(Records from a data source)
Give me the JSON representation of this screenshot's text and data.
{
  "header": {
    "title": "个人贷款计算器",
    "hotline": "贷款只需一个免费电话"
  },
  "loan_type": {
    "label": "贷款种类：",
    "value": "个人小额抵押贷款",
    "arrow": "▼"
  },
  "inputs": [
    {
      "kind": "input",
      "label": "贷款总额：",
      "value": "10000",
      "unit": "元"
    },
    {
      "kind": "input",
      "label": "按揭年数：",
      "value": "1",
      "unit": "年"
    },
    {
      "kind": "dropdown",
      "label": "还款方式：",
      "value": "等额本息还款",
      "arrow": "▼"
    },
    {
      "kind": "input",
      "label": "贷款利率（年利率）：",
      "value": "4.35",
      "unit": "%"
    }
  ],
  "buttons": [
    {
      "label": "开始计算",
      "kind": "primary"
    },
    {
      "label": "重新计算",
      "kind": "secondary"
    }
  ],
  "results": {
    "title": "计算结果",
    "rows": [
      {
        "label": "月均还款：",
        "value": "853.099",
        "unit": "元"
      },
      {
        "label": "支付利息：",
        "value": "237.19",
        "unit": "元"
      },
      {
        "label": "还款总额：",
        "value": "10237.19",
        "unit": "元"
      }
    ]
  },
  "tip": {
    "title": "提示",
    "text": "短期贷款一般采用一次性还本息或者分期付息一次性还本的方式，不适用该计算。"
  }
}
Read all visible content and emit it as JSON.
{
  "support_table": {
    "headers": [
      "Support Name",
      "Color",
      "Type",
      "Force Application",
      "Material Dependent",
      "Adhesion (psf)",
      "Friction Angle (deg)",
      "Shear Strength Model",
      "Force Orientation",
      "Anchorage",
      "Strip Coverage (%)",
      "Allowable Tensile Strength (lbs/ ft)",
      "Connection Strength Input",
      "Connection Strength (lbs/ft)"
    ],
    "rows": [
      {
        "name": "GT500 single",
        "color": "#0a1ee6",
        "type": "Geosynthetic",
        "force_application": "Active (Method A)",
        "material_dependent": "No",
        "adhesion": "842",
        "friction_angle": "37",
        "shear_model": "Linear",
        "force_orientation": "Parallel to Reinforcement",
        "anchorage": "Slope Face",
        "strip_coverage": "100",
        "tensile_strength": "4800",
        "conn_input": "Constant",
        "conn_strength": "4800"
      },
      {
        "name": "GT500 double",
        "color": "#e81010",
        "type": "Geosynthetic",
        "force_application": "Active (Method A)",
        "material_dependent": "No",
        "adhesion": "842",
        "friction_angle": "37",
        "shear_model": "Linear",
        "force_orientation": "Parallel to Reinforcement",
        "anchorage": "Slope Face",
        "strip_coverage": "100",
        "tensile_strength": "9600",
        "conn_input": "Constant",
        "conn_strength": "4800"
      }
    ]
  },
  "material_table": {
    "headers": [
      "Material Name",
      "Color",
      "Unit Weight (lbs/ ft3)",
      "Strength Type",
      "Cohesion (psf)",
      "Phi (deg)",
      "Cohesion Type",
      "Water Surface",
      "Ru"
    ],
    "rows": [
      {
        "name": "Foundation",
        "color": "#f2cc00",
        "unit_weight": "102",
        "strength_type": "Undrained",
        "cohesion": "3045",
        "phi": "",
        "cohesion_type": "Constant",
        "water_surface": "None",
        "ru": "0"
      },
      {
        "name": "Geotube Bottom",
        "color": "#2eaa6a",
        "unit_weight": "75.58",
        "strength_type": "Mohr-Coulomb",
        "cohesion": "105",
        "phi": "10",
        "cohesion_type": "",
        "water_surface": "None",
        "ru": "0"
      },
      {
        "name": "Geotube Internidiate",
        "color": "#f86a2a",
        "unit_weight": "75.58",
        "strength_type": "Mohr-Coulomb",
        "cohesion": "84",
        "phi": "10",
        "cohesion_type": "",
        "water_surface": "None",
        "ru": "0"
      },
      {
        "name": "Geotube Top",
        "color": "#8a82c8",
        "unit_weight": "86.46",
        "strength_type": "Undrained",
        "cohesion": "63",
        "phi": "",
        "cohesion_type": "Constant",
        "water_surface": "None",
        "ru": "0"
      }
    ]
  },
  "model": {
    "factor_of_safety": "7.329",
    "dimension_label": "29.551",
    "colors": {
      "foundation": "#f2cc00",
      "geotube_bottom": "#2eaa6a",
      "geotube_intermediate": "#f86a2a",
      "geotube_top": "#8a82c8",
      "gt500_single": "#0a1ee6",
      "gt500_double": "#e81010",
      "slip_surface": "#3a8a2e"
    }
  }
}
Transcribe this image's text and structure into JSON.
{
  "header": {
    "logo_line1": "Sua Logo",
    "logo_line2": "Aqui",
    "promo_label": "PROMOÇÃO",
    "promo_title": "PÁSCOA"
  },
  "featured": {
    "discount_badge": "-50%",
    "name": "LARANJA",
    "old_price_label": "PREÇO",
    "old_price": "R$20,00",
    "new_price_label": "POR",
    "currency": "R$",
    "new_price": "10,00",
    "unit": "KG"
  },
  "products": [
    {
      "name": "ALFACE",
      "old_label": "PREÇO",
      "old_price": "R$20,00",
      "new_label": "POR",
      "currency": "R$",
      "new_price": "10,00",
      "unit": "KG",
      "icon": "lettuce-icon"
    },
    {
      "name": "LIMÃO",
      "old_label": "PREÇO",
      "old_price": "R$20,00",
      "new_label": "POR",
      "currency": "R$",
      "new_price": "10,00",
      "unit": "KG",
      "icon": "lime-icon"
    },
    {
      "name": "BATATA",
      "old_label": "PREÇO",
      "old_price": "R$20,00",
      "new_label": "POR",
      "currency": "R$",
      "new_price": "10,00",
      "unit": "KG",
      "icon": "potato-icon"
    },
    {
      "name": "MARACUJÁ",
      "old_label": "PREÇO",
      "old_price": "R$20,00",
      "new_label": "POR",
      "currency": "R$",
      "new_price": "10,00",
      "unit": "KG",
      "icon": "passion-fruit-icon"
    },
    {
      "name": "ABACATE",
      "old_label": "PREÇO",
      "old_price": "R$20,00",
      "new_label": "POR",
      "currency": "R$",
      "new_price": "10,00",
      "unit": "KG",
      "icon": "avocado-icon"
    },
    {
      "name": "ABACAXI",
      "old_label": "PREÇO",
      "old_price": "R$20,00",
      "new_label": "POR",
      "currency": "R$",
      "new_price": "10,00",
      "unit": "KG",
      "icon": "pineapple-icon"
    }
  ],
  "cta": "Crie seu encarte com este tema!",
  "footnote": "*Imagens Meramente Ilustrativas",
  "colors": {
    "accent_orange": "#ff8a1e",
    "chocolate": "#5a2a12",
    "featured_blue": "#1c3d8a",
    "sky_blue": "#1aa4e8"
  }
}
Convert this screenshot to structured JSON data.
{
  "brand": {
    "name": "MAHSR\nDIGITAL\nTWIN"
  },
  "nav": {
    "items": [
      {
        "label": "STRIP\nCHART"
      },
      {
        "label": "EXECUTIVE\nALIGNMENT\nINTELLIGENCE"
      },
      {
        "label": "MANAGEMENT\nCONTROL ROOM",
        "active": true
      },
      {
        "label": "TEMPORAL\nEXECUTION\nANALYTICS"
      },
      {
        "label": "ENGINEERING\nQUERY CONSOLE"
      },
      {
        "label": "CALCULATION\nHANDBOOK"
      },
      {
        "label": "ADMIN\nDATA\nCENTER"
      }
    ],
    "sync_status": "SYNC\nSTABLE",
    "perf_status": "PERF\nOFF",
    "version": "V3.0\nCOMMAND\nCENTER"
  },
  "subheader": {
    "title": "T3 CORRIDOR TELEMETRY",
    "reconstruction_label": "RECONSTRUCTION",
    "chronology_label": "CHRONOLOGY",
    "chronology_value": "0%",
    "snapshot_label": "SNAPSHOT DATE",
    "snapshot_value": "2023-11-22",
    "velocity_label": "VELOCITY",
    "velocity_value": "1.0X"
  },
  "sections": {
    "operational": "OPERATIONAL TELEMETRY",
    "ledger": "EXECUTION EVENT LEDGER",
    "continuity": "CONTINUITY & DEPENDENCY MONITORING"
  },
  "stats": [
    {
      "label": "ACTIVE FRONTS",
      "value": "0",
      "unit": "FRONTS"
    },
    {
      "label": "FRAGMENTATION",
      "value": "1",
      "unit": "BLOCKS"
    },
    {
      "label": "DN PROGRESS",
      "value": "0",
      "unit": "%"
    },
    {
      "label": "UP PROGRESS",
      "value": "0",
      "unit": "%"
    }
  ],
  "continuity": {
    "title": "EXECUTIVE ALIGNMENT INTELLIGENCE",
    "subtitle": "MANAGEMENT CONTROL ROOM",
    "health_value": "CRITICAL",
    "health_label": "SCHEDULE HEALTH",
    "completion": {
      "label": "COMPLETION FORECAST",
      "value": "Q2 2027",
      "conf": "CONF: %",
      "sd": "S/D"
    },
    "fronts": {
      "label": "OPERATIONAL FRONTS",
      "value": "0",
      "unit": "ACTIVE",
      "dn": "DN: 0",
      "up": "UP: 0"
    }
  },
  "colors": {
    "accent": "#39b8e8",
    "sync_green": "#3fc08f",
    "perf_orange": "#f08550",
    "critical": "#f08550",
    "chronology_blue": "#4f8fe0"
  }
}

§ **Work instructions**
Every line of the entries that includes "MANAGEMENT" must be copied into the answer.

§ **Result for this exercise**
        "label": "MANAGEMENT\nCONTROL ROOM",
    "subtitle": "MANAGEMENT CONTROL ROOM",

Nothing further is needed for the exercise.